## DIRECTIONS
Every entry that follows is to be duplicated exactly.

SOURCE DATA START

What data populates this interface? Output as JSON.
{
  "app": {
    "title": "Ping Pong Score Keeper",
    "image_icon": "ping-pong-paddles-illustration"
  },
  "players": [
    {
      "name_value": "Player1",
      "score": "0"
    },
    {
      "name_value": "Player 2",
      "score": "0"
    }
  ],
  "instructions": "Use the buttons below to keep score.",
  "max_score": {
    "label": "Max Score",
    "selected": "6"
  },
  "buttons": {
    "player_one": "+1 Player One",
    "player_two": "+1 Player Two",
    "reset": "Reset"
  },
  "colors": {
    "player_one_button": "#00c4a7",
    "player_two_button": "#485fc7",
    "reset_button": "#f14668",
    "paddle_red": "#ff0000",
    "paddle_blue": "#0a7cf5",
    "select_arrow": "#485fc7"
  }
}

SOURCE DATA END

## REPLY
What data populates this interface? Output as JSON.
{
  "app": {
    "title": "Ping Pong Score Keeper",
    "image_icon": "ping-pong-paddles-illustration"
  },
  "players": [
    {
      "name_value": "Player1",
      "score": "0"
    },
    {
      "name_value": "Player 2",
      "score": "0"
    }
  ],
  "instructions": "Use the buttons below to keep score.",
  "max_score": {
    "label": "Max Score",
    "selected": "6"
  },
  "buttons": {
    "player_one": "+1 Player One",
    "player_two": "+1 Player Two",
    "reset": "Reset"
  },
  "colors": {
    "player_one_button": "#00c4a7",
    "player_two_button": "#485fc7",
    "reset_button": "#f14668",
    "paddle_red": "#ff0000",
    "paddle_blue": "#0a7cf5",
    "select_arrow": "#485fc7"
  }
}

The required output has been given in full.